Copy the content shown below into the new li.html. When contrasting this with the li.html that ships with the Robust theme, you’ll notice we have removed details of the book so that only the image is shown:

layouts/_default/li.html
<article class="li">
  <a href="{{ .Permalink }}" class="clearfix">
    <div class="image" style="background-image: url({{ $.Site.BaseURL }}images/{{ with .Params.image }}{{ . }}{{ else }}default.jpg{{ end }});"></div>
  </a>
</article>

Now, the website should render similar to the following screenshot:

Next, we want to remove information related to the theme from the footer. Let’s create a new directory at bookshelf/layouts/partials.

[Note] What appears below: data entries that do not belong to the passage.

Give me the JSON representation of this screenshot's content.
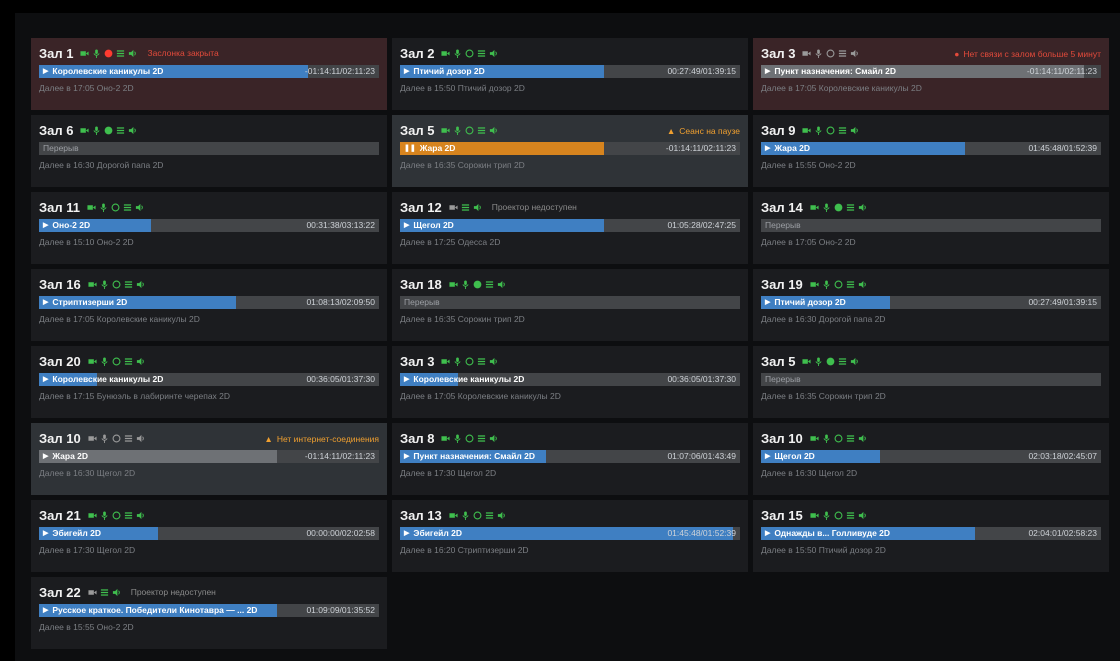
{
  "colors": {
    "accent": "#3f7fc2",
    "ok": "#3fbf4e",
    "warning": "#f0a030",
    "error": "#e24a3b"
  },
  "halls": [
    {
      "name": "Зал 1",
      "alert": true,
      "icons": [
        "camera",
        "mic",
        "red-dot",
        "menu",
        "speaker"
      ],
      "note": "Заслонка закрыта",
      "note_color": "red",
      "status": "",
      "movie": "Королевские каникулы 2D",
      "progress": 0.79,
      "time": "-01:14:11/02:11:23",
      "next": "Далее в 17:05 Оно-2 2D"
    },
    {
      "name": "Зал 2",
      "icons": [
        "camera",
        "mic",
        "ring",
        "menu",
        "speaker"
      ],
      "note": "",
      "status": "",
      "movie": "Птичий дозор 2D",
      "progress": 0.6,
      "time": "00:27:49/01:39:15",
      "next": "Далее в 15:50 Птичий дозор 2D"
    },
    {
      "name": "Зал 3",
      "alert": true,
      "icons": [
        "camera-grey",
        "mic-grey",
        "ring-grey",
        "menu-grey",
        "speaker-grey"
      ],
      "note": "",
      "status": "Нет связи с залом больше 5 минут",
      "status_color": "red",
      "status_icon": "error-icon",
      "movie": "Пункт назначения: Смайл 2D",
      "progress": 0.95,
      "fill": "gray",
      "time": "-01:14:11/02:11:23",
      "next": "Далее в 17:05 Королевские каникулы 2D"
    },
    {
      "name": "Зал 6",
      "icons": [
        "camera",
        "mic",
        "dot",
        "menu",
        "speaker"
      ],
      "note": "",
      "status": "",
      "break": true,
      "movie": "Перерыв",
      "time": "",
      "next": "Далее в 16:30 Дорогой папа 2D"
    },
    {
      "name": "Зал 5",
      "warn": true,
      "icons": [
        "camera",
        "mic",
        "ring",
        "menu",
        "speaker"
      ],
      "note": "",
      "status": "Сеанс на паузе",
      "status_color": "orange",
      "status_icon": "warning-icon",
      "paused": true,
      "movie": "Жара 2D",
      "progress": 0.6,
      "fill": "orange",
      "time": "-01:14:11/02:11:23",
      "next": "Далее в 16:35 Сорокин трип 2D"
    },
    {
      "name": "Зал 9",
      "icons": [
        "camera",
        "mic",
        "ring",
        "menu",
        "speaker"
      ],
      "note": "",
      "status": "",
      "movie": "Жара 2D",
      "progress": 0.6,
      "time": "01:45:48/01:52:39",
      "next": "Далее в 15:55 Оно-2 2D"
    },
    {
      "name": "Зал 11",
      "icons": [
        "camera",
        "mic",
        "ring",
        "menu",
        "speaker"
      ],
      "note": "",
      "status": "",
      "movie": "Оно-2 2D",
      "progress": 0.33,
      "time": "00:31:38/03:13:22",
      "next": "Далее в 15:10 Оно-2 2D"
    },
    {
      "name": "Зал 12",
      "icons": [
        "camera-grey",
        "menu",
        "speaker"
      ],
      "note": "Проектор недоступен",
      "note_color": "grey",
      "status": "",
      "movie": "Щегол 2D",
      "progress": 0.6,
      "time": "01:05:28/02:47:25",
      "next": "Далее в 17:25 Одесса 2D"
    },
    {
      "name": "Зал 14",
      "icons": [
        "camera",
        "mic",
        "dot",
        "menu",
        "speaker"
      ],
      "note": "",
      "status": "",
      "break": true,
      "movie": "Перерыв",
      "time": "",
      "next": "Далее в 17:05 Оно-2 2D"
    },
    {
      "name": "Зал 16",
      "icons": [
        "camera",
        "mic",
        "ring",
        "menu",
        "speaker"
      ],
      "note": "",
      "status": "",
      "movie": "Стриптизерши 2D",
      "progress": 0.58,
      "time": "01:08:13/02:09:50",
      "next": "Далее в 17:05 Королевские каникулы 2D"
    },
    {
      "name": "Зал 18",
      "icons": [
        "camera",
        "mic",
        "dot",
        "menu",
        "speaker"
      ],
      "note": "",
      "status": "",
      "break": true,
      "movie": "Перерыв",
      "time": "",
      "next": "Далее в 16:35 Сорокин трип 2D"
    },
    {
      "name": "Зал 19",
      "icons": [
        "camera",
        "mic",
        "ring",
        "menu",
        "speaker"
      ],
      "note": "",
      "status": "",
      "movie": "Птичий дозор 2D",
      "progress": 0.38,
      "time": "00:27:49/01:39:15",
      "next": "Далее в 16:30 Дорогой папа 2D"
    },
    {
      "name": "Зал 20",
      "icons": [
        "camera",
        "mic",
        "ring",
        "menu",
        "speaker"
      ],
      "note": "",
      "status": "",
      "movie": "Королевские каникулы 2D",
      "progress": 0.17,
      "time": "00:36:05/01:37:30",
      "next": "Далее в 17:15 Бунюэль в лабиринте черепах 2D"
    },
    {
      "name": "Зал 3",
      "icons": [
        "camera",
        "mic",
        "ring",
        "menu",
        "speaker"
      ],
      "note": "",
      "status": "",
      "movie": "Королевские каникулы 2D",
      "progress": 0.17,
      "time": "00:36:05/01:37:30",
      "next": "Далее в 17:05 Королевские каникулы 2D"
    },
    {
      "name": "Зал 5",
      "icons": [
        "camera",
        "mic",
        "dot",
        "menu",
        "speaker"
      ],
      "note": "",
      "status": "",
      "break": true,
      "movie": "Перерыв",
      "time": "",
      "next": "Далее в 16:35 Сорокин трип 2D"
    },
    {
      "name": "Зал 10",
      "warn": true,
      "icons": [
        "camera-grey",
        "mic-grey",
        "ring-grey",
        "menu-grey",
        "speaker-grey"
      ],
      "note": "",
      "status": "Нет интернет-соединения",
      "status_color": "orange",
      "status_icon": "warning-icon",
      "movie": "Жара 2D",
      "progress": 0.7,
      "fill": "gray",
      "time": "-01:14:11/02:11:23",
      "next": "Далее в 16:30 Щегол 2D"
    },
    {
      "name": "Зал 8",
      "icons": [
        "camera",
        "mic",
        "ring",
        "menu",
        "speaker"
      ],
      "note": "",
      "status": "",
      "movie": "Пункт назначения: Смайл 2D",
      "progress": 0.43,
      "time": "01:07:06/01:43:49",
      "next": "Далее в 17:30 Щегол 2D"
    },
    {
      "name": "Зал 10",
      "icons": [
        "camera",
        "mic",
        "ring",
        "menu",
        "speaker"
      ],
      "note": "",
      "status": "",
      "movie": "Щегол 2D",
      "progress": 0.35,
      "time": "02:03:18/02:45:07",
      "next": "Далее в 16:30 Щегол 2D"
    },
    {
      "name": "Зал 21",
      "icons": [
        "camera",
        "mic",
        "ring",
        "menu",
        "speaker"
      ],
      "note": "",
      "status": "",
      "movie": "Эбигейл 2D",
      "progress": 0.35,
      "time": "00:00:00/02:02:58",
      "next": "Далее в 17:30 Щегол 2D"
    },
    {
      "name": "Зал 13",
      "icons": [
        "camera",
        "mic",
        "ring",
        "menu",
        "speaker"
      ],
      "note": "",
      "status": "",
      "movie": "Эбигейл 2D",
      "progress": 0.98,
      "time": "01:45:48/01:52:39",
      "next": "Далее в 16:20 Стриптизерши 2D"
    },
    {
      "name": "Зал 15",
      "icons": [
        "camera",
        "mic",
        "ring",
        "menu",
        "speaker"
      ],
      "note": "",
      "status": "",
      "movie": "Однажды в... Голливуде 2D",
      "progress": 0.63,
      "time": "02:04:01/02:58:23",
      "next": "Далее в 15:50 Птичий дозор 2D"
    },
    {
      "name": "Зал 22",
      "icons": [
        "camera-grey",
        "menu",
        "speaker"
      ],
      "note": "Проектор недоступен",
      "note_color": "grey",
      "status": "",
      "movie": "Русское краткое. Победители Кинотавра — ... 2D",
      "progress": 0.7,
      "time": "01:09:09/01:35:52",
      "next": "Далее в 15:55 Оно-2 2D"
    }
  ]
}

This will hold our new file called default_foot.html.

This is a new partial template. If you are still in the project’s root directory, you can use the following one-liner to create the partial before returning to the project root:

create-new-default-foot.sh
cd layouts && mkdir partials && cd partials && touch default_foot.html && cd ../..

Now add the following to our new default_foot.html partial template:

layouts/partials/default_foot.html
<footer class="site">
  <p>{{ with .Site.Copyright | safeHTML }}{{ . }}{{ else }}&copy; {{ $.Site.LastChange.Year }} {{ if isset $.Site.Params "Author" }}{{ $.Site.Params.Author }}{{ else }}{{ .Site.Title }}{{ end }}{{ end }}</p>
  <p>Powered by <a href="http://gohugo.io" target="_blank">Hugo</a>,</p>
</footer>

So far we are using the default image, but we would like to use the book image so that we can relate to the book. Every book review will define a configuration setting in its front matter. Update the content and front matter of good-to-great.md as shown below.

content/post/good-to-great.md
+++
date = "2017-02-19T21:09:05-06:00"
draft = true
title = "Good to Great Book Review"
image = "good-to-great.jpg"
+++

I read **Good to Great in January 2016**. An awesome read sharing detailed analysis on how good companies became great. Although this book is about how companies became great but we could apply a lot of the learnings on ourselves. Concepts like level 5 leader, hedgehog concept, the stockdale paradox are equally applicable to individuals.

Grab a (legal) image from somewhere, name it good-to-great.jpg, and place it in the bookshelf/static/images directory.

After adding a few more books to our shelf, the shelf appears as shown below.

Step 9. Make Your Posts Public

So far, all the posts that we have written are in draft status (i.e., draft = true). To make a draft public, you can run a Hugo CLI command or manually change the draft status in the post’s front matter to false. Hugo provides a handy command line argument called undraft to do this for us:

hugo undraft content/post/good-to-great.md

If we check the front matter of good-to-great.md after running this command, we’ll notice that Hugo has written the change of draft status to the file:

+++
date = "2017-02-19T22:42:53-06:00"
draft = false
title = "Good to Great Book Review"
image = "good-to-great.jpg"
+++

Now, we can start the server without the buildDrafts option.

hugo server --theme=hugo_theme_robust

Step 10. Build Your Website

To generate a website that can be deployed to GitHub pages, we first need to change the baseURL in our configuration as follows:

baseURL = "https://<yourgithubusername>.github.io/bookshelf/"

Then type the following command while in the root directory of your Hugo project:

hugo --theme=hugo_theme_robust
0 draft content
0 future content
5 pages created
2 paginator pages created
0 tags created
0 categories created
in 17 ms

After you run the hugo command, a bookshelf/public directory will be created containing the generated website source.

Step 11. What Next?

Congratulations! Your new bookshelf/public directory is a fully generated, deployable Hugo website. Since all your files are static, you have innumerable options for hosting, and your new directory structure and simple content format are going to make scaling your website a breeze.

Here’s what you should look into next:

  1. See hosting and deployment options for sharing your newly created Hugo website with the world.
  2. Learn more about Hugo’s powerful templating to tailor your new Hugo website to your specific needs and keep it scaling accordingly.
  3. Visit the Hugo Discussion Forum to ask questions, answer questions, and become an active member of the Hugo community.

Video: Hugo Website in 2 Minutes

Last Updated: 2017-02-19